Component data from apps and pages:
+===+

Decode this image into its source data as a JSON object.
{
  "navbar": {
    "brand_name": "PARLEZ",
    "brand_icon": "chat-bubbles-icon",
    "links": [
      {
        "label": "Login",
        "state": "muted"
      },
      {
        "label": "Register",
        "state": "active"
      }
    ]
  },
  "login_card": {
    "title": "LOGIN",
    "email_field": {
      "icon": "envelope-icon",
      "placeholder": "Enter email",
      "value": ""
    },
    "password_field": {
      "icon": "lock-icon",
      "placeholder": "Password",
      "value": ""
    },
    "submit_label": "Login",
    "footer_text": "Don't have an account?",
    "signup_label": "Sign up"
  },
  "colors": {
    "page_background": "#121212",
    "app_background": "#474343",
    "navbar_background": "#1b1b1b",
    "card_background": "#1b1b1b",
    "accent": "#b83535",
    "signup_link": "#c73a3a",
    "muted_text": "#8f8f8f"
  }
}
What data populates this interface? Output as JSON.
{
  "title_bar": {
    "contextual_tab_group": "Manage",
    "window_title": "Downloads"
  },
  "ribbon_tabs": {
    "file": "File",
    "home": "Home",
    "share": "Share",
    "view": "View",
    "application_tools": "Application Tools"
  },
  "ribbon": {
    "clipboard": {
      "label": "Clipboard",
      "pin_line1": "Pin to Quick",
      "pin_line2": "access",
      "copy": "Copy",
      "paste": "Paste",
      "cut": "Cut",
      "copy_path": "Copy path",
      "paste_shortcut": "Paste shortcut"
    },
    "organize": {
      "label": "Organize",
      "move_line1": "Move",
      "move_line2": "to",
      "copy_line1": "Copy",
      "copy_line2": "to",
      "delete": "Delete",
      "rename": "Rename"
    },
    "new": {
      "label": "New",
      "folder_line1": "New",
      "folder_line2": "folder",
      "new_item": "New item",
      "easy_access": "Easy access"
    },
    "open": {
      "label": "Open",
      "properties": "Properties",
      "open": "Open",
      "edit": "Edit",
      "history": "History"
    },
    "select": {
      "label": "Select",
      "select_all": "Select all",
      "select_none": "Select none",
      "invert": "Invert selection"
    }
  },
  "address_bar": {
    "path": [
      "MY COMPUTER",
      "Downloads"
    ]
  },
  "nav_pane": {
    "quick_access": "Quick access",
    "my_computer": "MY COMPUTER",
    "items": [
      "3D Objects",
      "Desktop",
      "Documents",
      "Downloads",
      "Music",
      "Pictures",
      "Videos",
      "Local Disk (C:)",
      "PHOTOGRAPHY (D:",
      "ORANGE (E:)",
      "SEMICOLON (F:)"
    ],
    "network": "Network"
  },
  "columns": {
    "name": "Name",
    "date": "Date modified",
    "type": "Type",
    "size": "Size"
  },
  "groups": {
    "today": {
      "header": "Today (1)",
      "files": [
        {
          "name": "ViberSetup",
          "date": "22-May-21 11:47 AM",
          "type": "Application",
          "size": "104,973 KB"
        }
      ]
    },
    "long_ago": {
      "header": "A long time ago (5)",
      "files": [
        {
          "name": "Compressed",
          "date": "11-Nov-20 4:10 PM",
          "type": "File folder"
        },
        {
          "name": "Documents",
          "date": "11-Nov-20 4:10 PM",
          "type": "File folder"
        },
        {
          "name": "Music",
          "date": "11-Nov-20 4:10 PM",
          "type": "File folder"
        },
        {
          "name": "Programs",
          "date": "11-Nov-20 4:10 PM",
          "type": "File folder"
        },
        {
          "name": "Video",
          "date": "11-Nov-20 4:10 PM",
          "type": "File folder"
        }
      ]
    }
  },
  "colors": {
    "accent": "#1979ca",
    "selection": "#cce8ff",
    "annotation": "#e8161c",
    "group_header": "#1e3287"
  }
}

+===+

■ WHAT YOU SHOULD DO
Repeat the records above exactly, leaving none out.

■ ANSWER TO THE PROBLEM
Decode this image into its source data as a JSON object.
{
  "navbar": {
    "brand_name": "PARLEZ",
    "brand_icon": "chat-bubbles-icon",
    "links": [
      {
        "label": "Login",
        "state": "muted"
      },
      {
        "label": "Register",
        "state": "active"
      }
    ]
  },
  "login_card": {
    "title": "LOGIN",
    "email_field": {
      "icon": "envelope-icon",
      "placeholder": "Enter email",
      "value": ""
    },
    "password_field": {
      "icon": "lock-icon",
      "placeholder": "Password",
      "value": ""
    },
    "submit_label": "Login",
    "footer_text": "Don't have an account?",
    "signup_label": "Sign up"
  },
  "colors": {
    "page_background": "#121212",
    "app_background": "#474343",
    "navbar_background": "#1b1b1b",
    "card_background": "#1b1b1b",
    "accent": "#b83535",
    "signup_link": "#c73a3a",
    "muted_text": "#8f8f8f"
  }
}
What data populates this interface? Output as JSON.
{
  "title_bar": {
    "contextual_tab_group": "Manage",
    "window_title": "Downloads"
  },
  "ribbon_tabs": {
    "file": "File",
    "home": "Home",
    "share": "Share",
    "view": "View",
    "application_tools": "Application Tools"
  },
  "ribbon": {
    "clipboard": {
      "label": "Clipboard",
      "pin_line1": "Pin to Quick",
      "pin_line2": "access",
      "copy": "Copy",
      "paste": "Paste",
      "cut": "Cut",
      "copy_path": "Copy path",
      "paste_shortcut": "Paste shortcut"
    },
    "organize": {
      "label": "Organize",
      "move_line1": "Move",
      "move_line2": "to",
      "copy_line1": "Copy",
      "copy_line2": "to",
      "delete": "Delete",
      "rename": "Rename"
    },
    "new": {
      "label": "New",
      "folder_line1": "New",
      "folder_line2": "folder",
      "new_item": "New item",
      "easy_access": "Easy access"
    },
    "open": {
      "label": "Open",
      "properties": "Properties",
      "open": "Open",
      "edit": "Edit",
      "history": "History"
    },
    "select": {
      "label": "Select",
      "select_all": "Select all",
      "select_none": "Select none",
      "invert": "Invert selection"
    }
  },
  "address_bar": {
    "path": [
      "MY COMPUTER",
      "Downloads"
    ]
  },
  "nav_pane": {
    "quick_access": "Quick access",
    "my_computer": "MY COMPUTER",
    "items": [
      "3D Objects",
      "Desktop",
      "Documents",
      "Downloads",
      "Music",
      "Pictures",
      "Videos",
      "Local Disk (C:)",
      "PHOTOGRAPHY (D:",
      "ORANGE (E:)",
      "SEMICOLON (F:)"
    ],
    "network": "Network"
  },
  "columns": {
    "name": "Name",
    "date": "Date modified",
    "type": "Type",
    "size": "Size"
  },
  "groups": {
    "today": {
      "header": "Today (1)",
      "files": [
        {
          "name": "ViberSetup",
          "date": "22-May-21 11:47 AM",
          "type": "Application",
          "size": "104,973 KB"
        }
      ]
    },
    "long_ago": {
      "header": "A long time ago (5)",
      "files": [
        {
          "name": "Compressed",
          "date": "11-Nov-20 4:10 PM",
          "type": "File folder"
        },
        {
          "name": "Documents",
          "date": "11-Nov-20 4:10 PM",
          "type": "File folder"
        },
        {
          "name": "Music",
          "date": "11-Nov-20 4:10 PM",
          "type": "File folder"
        },
        {
          "name": "Programs",
          "date": "11-Nov-20 4:10 PM",
          "type": "File folder"
        },
        {
          "name": "Video",
          "date": "11-Nov-20 4:10 PM",
          "type": "File folder"
        }
      ]
    }
  },
  "colors": {
    "accent": "#1979ca",
    "selection": "#cce8ff",
    "annotation": "#e8161c",
    "group_header": "#1e3287"
  }
}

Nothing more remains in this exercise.